BODY & MIND

Club Drugs: Effects, Risks, and Addiction

Drug use continues to be high among gay and bisexual men. A 2005 nationwide survey of 3,000 urban gay and bisexual men by the CDC found that, over the previous six months, 90 percent had used alcohol, 50 percent had smoked pot, 20 percent had done coke, 10 percent had smoked crack, and 10 percent had used crystal meth. As to frequency of use, the study found the surprising result that for gay men, doing drugs is a more common activity than drinking booze.

Want to educate yourself about the most prevalent club drugs affecting the gay community? Choose your poison:

Club Drug Quick Links
Crystal Methamphetamine
Ecstasy
GHB
Ketamine
Poppers
Cocaine
Heroin

FEATURED CLUB DRUG: CRYSTAL METHAMPHETAMINE
Street Name Crystal, meth, Crissy, Tina, crank, speed, glass, ice
What It Is A powerful stimulant. The active ingredient is ephedrine or pseudoephedrine (available in over-the-counter cold or allergy meds), and preparing it is easy but risky because additional ingredients (industrial solvents, for example) are flammable and corrosive.
What It Does Meth floods the brain with dopamine, a neurotransmitter associated with pleasure and desire, and adrenalin, a hormone that stimulates the “fight or flight,” or stress, response, causing heart to race, pupils to widen, muscles to tighten, and so on.
Dose The crystals are snorted, smoked, injected (“slammed”), or absorbed via a “booty bump.”
Duration An average dose lasts from four to eight hours.
Effects Feelings of euphoria, energy, strong disinhibition; an increase in physical and sexual motivation, focus and attention, confidence and aggression.

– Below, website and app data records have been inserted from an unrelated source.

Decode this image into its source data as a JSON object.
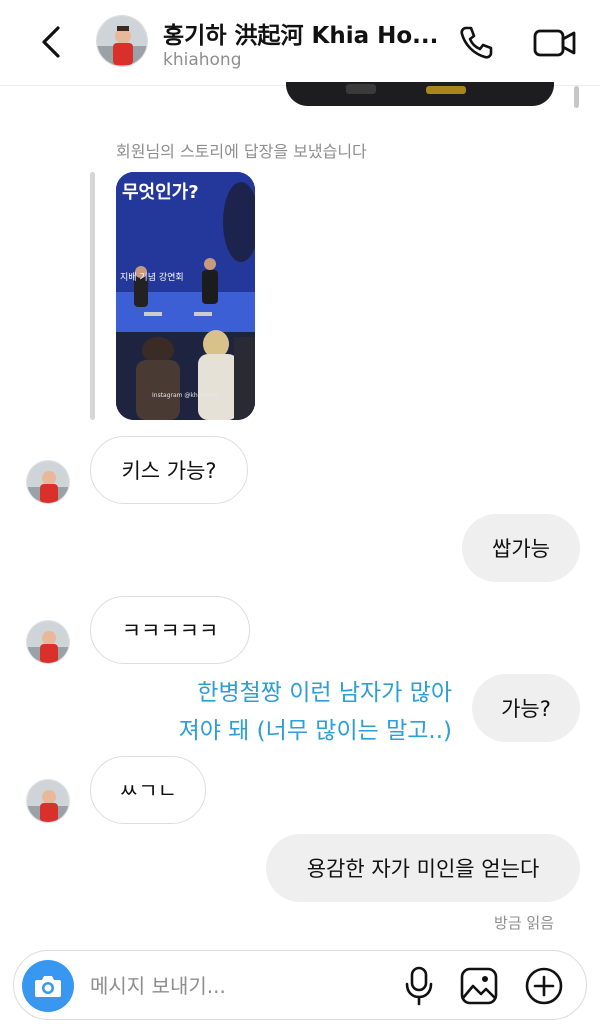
{
  "header": {
    "display_name": "홍기하 洪起河 Khia Ho...",
    "username": "khiahong"
  },
  "story_reply": {
    "note": "회원님의 스토리에 답장을 보냈습니다",
    "title": "무엇인가?",
    "banner": "지배 기념 강연회",
    "credit": "Instagram @khiahong"
  },
  "messages": [
    {
      "side": "in",
      "text": "키스 가능?"
    },
    {
      "side": "out",
      "text": "쌉가능"
    },
    {
      "side": "in",
      "text": "ㅋㅋㅋㅋㅋ"
    },
    {
      "side": "out",
      "text": "가능?"
    },
    {
      "side": "in",
      "text": "ㅆㄱㄴ"
    },
    {
      "side": "out",
      "text": "용감한 자가 미인을 얻는다"
    }
  ],
  "overlay_text": {
    "line1": "한병철짱 이런 남자가 많아",
    "line2": "져야 돼 (너무 많이는 말고..)"
  },
  "read_receipt": "방금 읽음",
  "composer": {
    "placeholder": "메시지 보내기..."
  },
  "colors": {
    "accent": "#3897f0",
    "overlay_text": "#2e9ed6",
    "outgoing_bubble": "#efefef"
  },
  "icons": [
    "back-arrow-icon",
    "phone-icon",
    "video-camera-icon",
    "camera-icon",
    "microphone-icon",
    "image-icon",
    "plus-circle-icon"
  ]
}
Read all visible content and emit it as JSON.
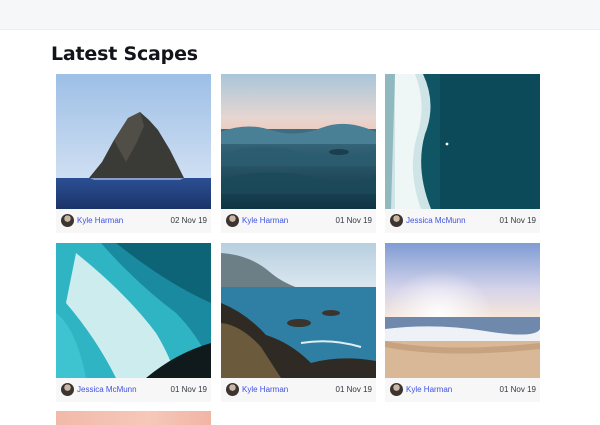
{
  "section": {
    "title": "Latest Scapes"
  },
  "cards": [
    {
      "subject": "rock island in the sea",
      "author": "Kyle Harman",
      "date": "02 Nov 19"
    },
    {
      "subject": "ocean waves at dusk",
      "author": "Kyle Harman",
      "date": "01 Nov 19"
    },
    {
      "subject": "aerial view of a wave breaking",
      "author": "Jessica McMunn",
      "date": "01 Nov 19"
    },
    {
      "subject": "aerial view of turquoise surf",
      "author": "Jessica McMunn",
      "date": "01 Nov 19"
    },
    {
      "subject": "rocky coastline",
      "author": "Kyle Harman",
      "date": "01 Nov 19"
    },
    {
      "subject": "beach at sunset",
      "author": "Kyle Harman",
      "date": "01 Nov 19"
    },
    {
      "subject": "pink sky"
    }
  ]
}
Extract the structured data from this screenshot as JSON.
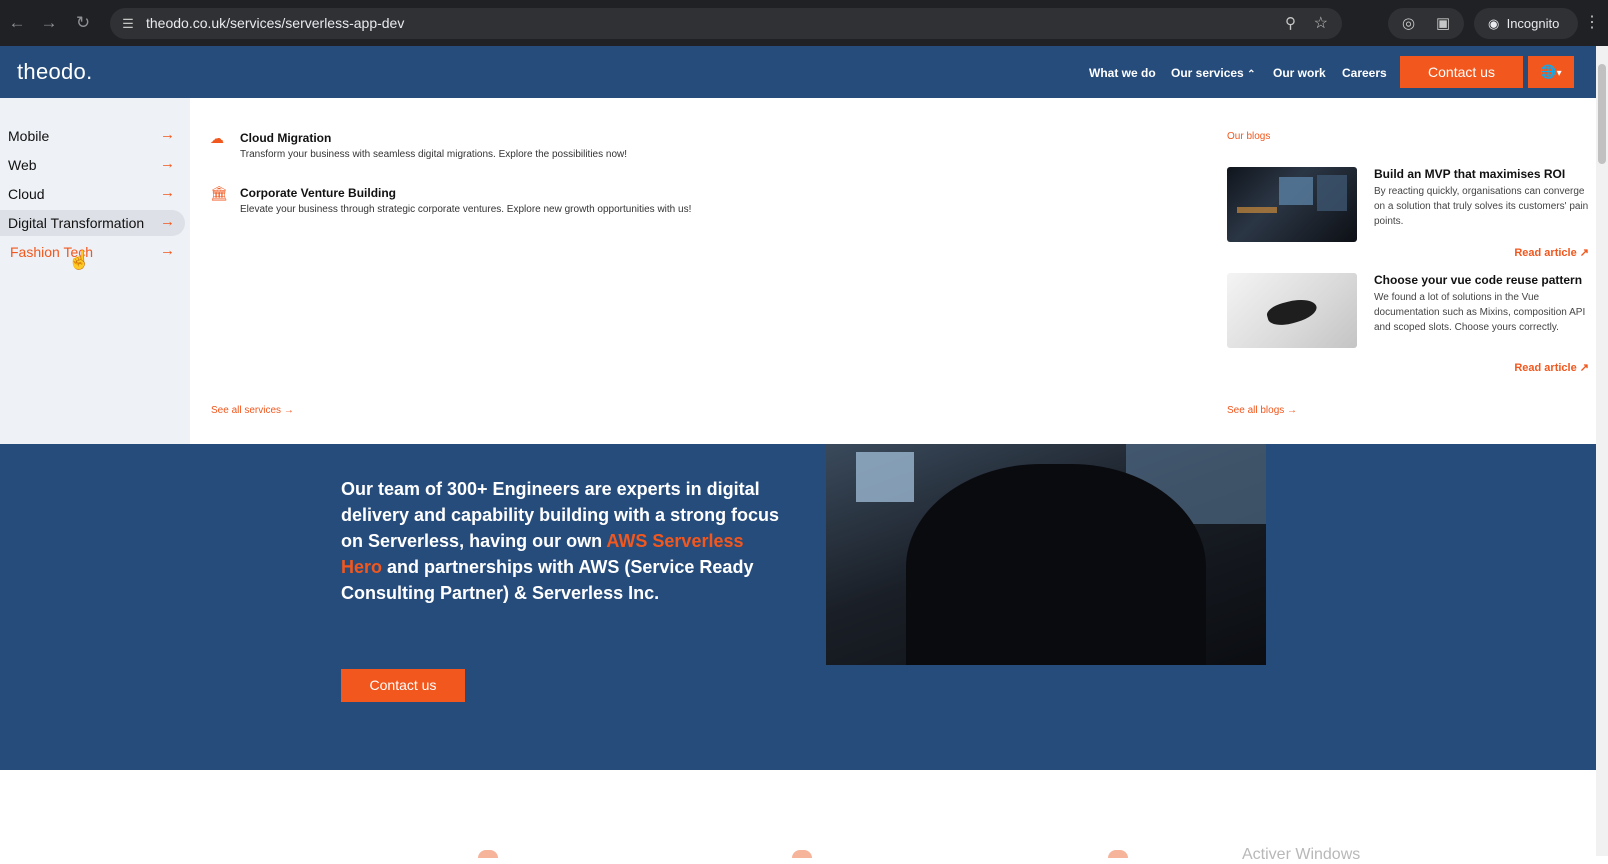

Other bodily functions, such as hunger, thirst, and need for sleep, decrease.
Risks In the short term, the main side effect is the depression or anxiety that results from exhausting the brain’s supply of dopamine. Frequent use can heighten these negative feelings to the point of paranoia and hallucinations. Chronic use can cause permanent imbalance in the brain chemistry, leading to an inability to experience pleasure. This is one reason that kicking meth addiction is so difficult. Damage to the body can include high blood pressure, tooth decay (“meth mouth”), weight loss, and other health problems associated with the general collapse of self-care; if you have HIV, a weekend binge can mean a treatment interruption. Overdose is rare; symptoms include chest pain, elevated body temperature, rapid heart rate, and shallow breathing. Since meth is often used for marathon sessions of sex, it can double or even triple your risk of getting infected with HIV or other STDs. And since it both increases your sex drive and decreases your inhibitions, your sensitivity to pain, and your ability to maintain an erection, even hard-core condom users and “total” tops may find themselves bottoming with multiple partners and no latex. Sharing needles when slamming crystal can also transmit the virus.
Addiction Due to its ability to release large amounts of dopamine, the reward-system brain chemical implicated in all addictions, meth is easy to get hooked on, especially when injected or smoked. Many gay men say they became addicted at their first high; many also say they did not “hit bottom” until they got HIV. Further, many addicts are also addicted to the state of acute arousal that meth-fueled sex produces. To avoid relapse, former users have to mourn the loss of that experience at a time when their ability to experience “normal” pleasure has been burnt out. Crystal Meth Anonymous, based on the 12-Step abstinence model, has helped many gay men stay clean.